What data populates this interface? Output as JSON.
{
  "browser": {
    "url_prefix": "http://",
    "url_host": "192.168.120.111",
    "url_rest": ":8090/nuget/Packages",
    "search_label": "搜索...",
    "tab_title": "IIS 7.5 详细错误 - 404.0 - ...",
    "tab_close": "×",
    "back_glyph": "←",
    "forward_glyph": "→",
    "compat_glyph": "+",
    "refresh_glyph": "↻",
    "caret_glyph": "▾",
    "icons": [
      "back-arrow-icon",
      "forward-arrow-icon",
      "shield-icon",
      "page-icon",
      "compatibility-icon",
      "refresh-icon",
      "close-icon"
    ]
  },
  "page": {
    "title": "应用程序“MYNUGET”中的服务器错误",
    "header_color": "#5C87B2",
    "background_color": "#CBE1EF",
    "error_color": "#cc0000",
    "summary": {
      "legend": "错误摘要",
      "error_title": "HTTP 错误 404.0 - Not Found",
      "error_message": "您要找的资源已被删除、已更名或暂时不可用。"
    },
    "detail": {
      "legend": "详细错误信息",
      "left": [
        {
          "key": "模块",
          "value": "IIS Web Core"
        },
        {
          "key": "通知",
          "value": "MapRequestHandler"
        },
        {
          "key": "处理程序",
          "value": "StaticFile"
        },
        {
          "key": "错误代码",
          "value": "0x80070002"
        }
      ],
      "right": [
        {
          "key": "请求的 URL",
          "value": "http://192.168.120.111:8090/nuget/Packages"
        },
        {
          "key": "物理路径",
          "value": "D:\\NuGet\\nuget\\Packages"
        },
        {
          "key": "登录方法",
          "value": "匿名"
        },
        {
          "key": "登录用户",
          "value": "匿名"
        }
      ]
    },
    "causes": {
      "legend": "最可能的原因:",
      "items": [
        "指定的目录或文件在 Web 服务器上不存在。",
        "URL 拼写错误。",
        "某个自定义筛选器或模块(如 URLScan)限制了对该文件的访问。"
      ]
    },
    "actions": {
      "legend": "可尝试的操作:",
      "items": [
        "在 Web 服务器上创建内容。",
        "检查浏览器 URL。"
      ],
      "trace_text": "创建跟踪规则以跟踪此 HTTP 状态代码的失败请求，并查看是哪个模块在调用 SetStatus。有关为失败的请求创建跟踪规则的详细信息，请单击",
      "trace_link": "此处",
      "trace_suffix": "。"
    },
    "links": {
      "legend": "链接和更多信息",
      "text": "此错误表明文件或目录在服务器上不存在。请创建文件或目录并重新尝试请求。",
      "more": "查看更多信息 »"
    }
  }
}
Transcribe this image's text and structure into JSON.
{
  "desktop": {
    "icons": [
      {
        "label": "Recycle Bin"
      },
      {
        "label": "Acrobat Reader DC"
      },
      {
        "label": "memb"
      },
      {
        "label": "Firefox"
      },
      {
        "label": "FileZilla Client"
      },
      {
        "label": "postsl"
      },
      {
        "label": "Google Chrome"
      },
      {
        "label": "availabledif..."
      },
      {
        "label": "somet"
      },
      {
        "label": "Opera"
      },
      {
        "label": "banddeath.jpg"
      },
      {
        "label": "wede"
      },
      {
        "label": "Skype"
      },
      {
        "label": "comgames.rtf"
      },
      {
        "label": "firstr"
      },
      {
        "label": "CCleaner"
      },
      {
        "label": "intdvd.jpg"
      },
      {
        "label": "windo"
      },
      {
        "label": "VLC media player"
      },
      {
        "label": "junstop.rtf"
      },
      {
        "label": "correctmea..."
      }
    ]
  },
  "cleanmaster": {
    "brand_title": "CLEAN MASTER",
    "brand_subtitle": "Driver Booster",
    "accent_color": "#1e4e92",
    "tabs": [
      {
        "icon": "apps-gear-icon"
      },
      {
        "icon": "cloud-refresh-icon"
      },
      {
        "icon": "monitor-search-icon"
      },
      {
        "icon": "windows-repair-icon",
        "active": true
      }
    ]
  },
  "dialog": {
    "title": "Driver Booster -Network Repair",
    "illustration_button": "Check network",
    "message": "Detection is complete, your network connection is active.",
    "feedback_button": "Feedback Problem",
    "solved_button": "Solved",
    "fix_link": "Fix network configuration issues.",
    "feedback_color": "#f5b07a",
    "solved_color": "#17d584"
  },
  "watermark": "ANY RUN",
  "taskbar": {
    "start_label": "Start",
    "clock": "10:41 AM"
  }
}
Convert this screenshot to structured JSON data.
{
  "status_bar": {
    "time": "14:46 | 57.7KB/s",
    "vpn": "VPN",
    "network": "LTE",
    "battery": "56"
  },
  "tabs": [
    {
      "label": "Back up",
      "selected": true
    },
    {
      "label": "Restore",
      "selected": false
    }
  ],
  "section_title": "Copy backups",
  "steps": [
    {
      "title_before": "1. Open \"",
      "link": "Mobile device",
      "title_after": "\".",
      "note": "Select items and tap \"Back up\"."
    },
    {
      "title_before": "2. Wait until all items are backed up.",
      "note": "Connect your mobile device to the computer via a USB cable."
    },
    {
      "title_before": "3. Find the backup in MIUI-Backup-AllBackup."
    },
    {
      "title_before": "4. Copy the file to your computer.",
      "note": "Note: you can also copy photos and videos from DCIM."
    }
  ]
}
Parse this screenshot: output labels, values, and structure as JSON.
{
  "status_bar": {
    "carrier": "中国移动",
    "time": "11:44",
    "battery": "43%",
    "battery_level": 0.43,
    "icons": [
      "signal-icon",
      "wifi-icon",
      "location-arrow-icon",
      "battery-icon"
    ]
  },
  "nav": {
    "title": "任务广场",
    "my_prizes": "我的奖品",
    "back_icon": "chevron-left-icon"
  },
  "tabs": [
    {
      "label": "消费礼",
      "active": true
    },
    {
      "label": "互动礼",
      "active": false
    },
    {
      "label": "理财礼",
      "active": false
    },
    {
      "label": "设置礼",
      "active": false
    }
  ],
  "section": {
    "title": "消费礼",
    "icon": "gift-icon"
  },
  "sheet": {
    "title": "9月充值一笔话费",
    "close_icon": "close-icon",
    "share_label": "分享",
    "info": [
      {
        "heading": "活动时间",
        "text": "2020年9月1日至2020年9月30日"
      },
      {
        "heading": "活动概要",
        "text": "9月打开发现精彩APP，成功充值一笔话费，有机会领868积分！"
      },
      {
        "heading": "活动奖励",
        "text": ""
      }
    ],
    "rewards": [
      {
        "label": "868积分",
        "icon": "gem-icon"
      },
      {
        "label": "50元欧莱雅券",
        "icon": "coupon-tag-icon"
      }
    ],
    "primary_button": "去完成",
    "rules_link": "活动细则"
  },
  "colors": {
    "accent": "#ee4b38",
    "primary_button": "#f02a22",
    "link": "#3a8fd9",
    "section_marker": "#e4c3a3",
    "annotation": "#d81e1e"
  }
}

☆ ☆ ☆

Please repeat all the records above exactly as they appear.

What data populates this interface? Output as JSON.
{
  "browser": {
    "url_prefix": "http://",
    "url_host": "192.168.120.111",
    "url_rest": ":8090/nuget/Packages",
    "search_label": "搜索...",
    "tab_title": "IIS 7.5 详细错误 - 404.0 - ...",
    "tab_close": "×",
    "back_glyph": "←",
    "forward_glyph": "→",
    "compat_glyph": "+",
    "refresh_glyph": "↻",
    "caret_glyph": "▾",
    "icons": [
      "back-arrow-icon",
      "forward-arrow-icon",
      "shield-icon",
      "page-icon",
      "compatibility-icon",
      "refresh-icon",
      "close-icon"
    ]
  },
  "page": {
    "title": "应用程序“MYNUGET”中的服务器错误",
    "header_color": "#5C87B2",
    "background_color": "#CBE1EF",
    "error_color": "#cc0000",
    "summary": {
      "legend": "错误摘要",
      "error_title": "HTTP 错误 404.0 - Not Found",
      "error_message": "您要找的资源已被删除、已更名或暂时不可用。"
    },
    "detail": {
      "legend": "详细错误信息",
      "left": [
        {
          "key": "模块",
          "value": "IIS Web Core"
        },
        {
          "key": "通知",
          "value": "MapRequestHandler"
        },
        {
          "key": "处理程序",
          "value": "StaticFile"
        },
        {
          "key": "错误代码",
          "value": "0x80070002"
        }
      ],
      "right": [
        {
          "key": "请求的 URL",
          "value": "http://192.168.120.111:8090/nuget/Packages"
        },
        {
          "key": "物理路径",
          "value": "D:\\NuGet\\nuget\\Packages"
        },
        {
          "key": "登录方法",
          "value": "匿名"
        },
        {
          "key": "登录用户",
          "value": "匿名"
        }
      ]
    },
    "causes": {
      "legend": "最可能的原因:",
      "items": [
        "指定的目录或文件在 Web 服务器上不存在。",
        "URL 拼写错误。",
        "某个自定义筛选器或模块(如 URLScan)限制了对该文件的访问。"
      ]
    },
    "actions": {
      "legend": "可尝试的操作:",
      "items": [
        "在 Web 服务器上创建内容。",
        "检查浏览器 URL。"
      ],
      "trace_text": "创建跟踪规则以跟踪此 HTTP 状态代码的失败请求，并查看是哪个模块在调用 SetStatus。有关为失败的请求创建跟踪规则的详细信息，请单击",
      "trace_link": "此处",
      "trace_suffix": "。"
    },
    "links": {
      "legend": "链接和更多信息",
      "text": "此错误表明文件或目录在服务器上不存在。请创建文件或目录并重新尝试请求。",
      "more": "查看更多信息 »"
    }
  }
}
Transcribe this image's text and structure into JSON.
{
  "desktop": {
    "icons": [
      {
        "label": "Recycle Bin"
      },
      {
        "label": "Acrobat Reader DC"
      },
      {
        "label": "memb"
      },
      {
        "label": "Firefox"
      },
      {
        "label": "FileZilla Client"
      },
      {
        "label": "postsl"
      },
      {
        "label": "Google Chrome"
      },
      {
        "label": "availabledif..."
      },
      {
        "label": "somet"
      },
      {
        "label": "Opera"
      },
      {
        "label": "banddeath.jpg"
      },
      {
        "label": "wede"
      },
      {
        "label": "Skype"
      },
      {
        "label": "comgames.rtf"
      },
      {
        "label": "firstr"
      },
      {
        "label": "CCleaner"
      },
      {
        "label": "intdvd.jpg"
      },
      {
        "label": "windo"
      },
      {
        "label": "VLC media player"
      },
      {
        "label": "junstop.rtf"
      },
      {
        "label": "correctmea..."
      }
    ]
  },
  "cleanmaster": {
    "brand_title": "CLEAN MASTER",
    "brand_subtitle": "Driver Booster",
    "accent_color": "#1e4e92",
    "tabs": [
      {
        "icon": "apps-gear-icon"
      },
      {
        "icon": "cloud-refresh-icon"
      },
      {
        "icon": "monitor-search-icon"
      },
      {
        "icon": "windows-repair-icon",
        "active": true
      }
    ]
  },
  "dialog": {
    "title": "Driver Booster -Network Repair",
    "illustration_button": "Check network",
    "message": "Detection is complete, your network connection is active.",
    "feedback_button": "Feedback Problem",
    "solved_button": "Solved",
    "fix_link": "Fix network configuration issues.",
    "feedback_color": "#f5b07a",
    "solved_color": "#17d584"
  },
  "watermark": "ANY RUN",
  "taskbar": {
    "start_label": "Start",
    "clock": "10:41 AM"
  }
}
Convert this screenshot to structured JSON data.
{
  "status_bar": {
    "time": "14:46 | 57.7KB/s",
    "vpn": "VPN",
    "network": "LTE",
    "battery": "56"
  },
  "tabs": [
    {
      "label": "Back up",
      "selected": true
    },
    {
      "label": "Restore",
      "selected": false
    }
  ],
  "section_title": "Copy backups",
  "steps": [
    {
      "title_before": "1. Open \"",
      "link": "Mobile device",
      "title_after": "\".",
      "note": "Select items and tap \"Back up\"."
    },
    {
      "title_before": "2. Wait until all items are backed up.",
      "note": "Connect your mobile device to the computer via a USB cable."
    },
    {
      "title_before": "3. Find the backup in MIUI-Backup-AllBackup."
    },
    {
      "title_before": "4. Copy the file to your computer.",
      "note": "Note: you can also copy photos and videos from DCIM."
    }
  ]
}
Parse this screenshot: output labels, values, and structure as JSON.
{
  "status_bar": {
    "carrier": "中国移动",
    "time": "11:44",
    "battery": "43%",
    "battery_level": 0.43,
    "icons": [
      "signal-icon",
      "wifi-icon",
      "location-arrow-icon",
      "battery-icon"
    ]
  },
  "nav": {
    "title": "任务广场",
    "my_prizes": "我的奖品",
    "back_icon": "chevron-left-icon"
  },
  "tabs": [
    {
      "label": "消费礼",
      "active": true
    },
    {
      "label": "互动礼",
      "active": false
    },
    {
      "label": "理财礼",
      "active": false
    },
    {
      "label": "设置礼",
      "active": false
    }
  ],
  "section": {
    "title": "消费礼",
    "icon": "gift-icon"
  },
  "sheet": {
    "title": "9月充值一笔话费",
    "close_icon": "close-icon",
    "share_label": "分享",
    "info": [
      {
        "heading": "活动时间",
        "text": "2020年9月1日至2020年9月30日"
      },
      {
        "heading": "活动概要",
        "text": "9月打开发现精彩APP，成功充值一笔话费，有机会领868积分！"
      },
      {
        "heading": "活动奖励",
        "text": ""
      }
    ],
    "rewards": [
      {
        "label": "868积分",
        "icon": "gem-icon"
      },
      {
        "label": "50元欧莱雅券",
        "icon": "coupon-tag-icon"
      }
    ],
    "primary_button": "去完成",
    "rules_link": "活动细则"
  },
  "colors": {
    "accent": "#ee4b38",
    "primary_button": "#f02a22",
    "link": "#3a8fd9",
    "section_marker": "#e4c3a3",
    "annotation": "#d81e1e"
  }
}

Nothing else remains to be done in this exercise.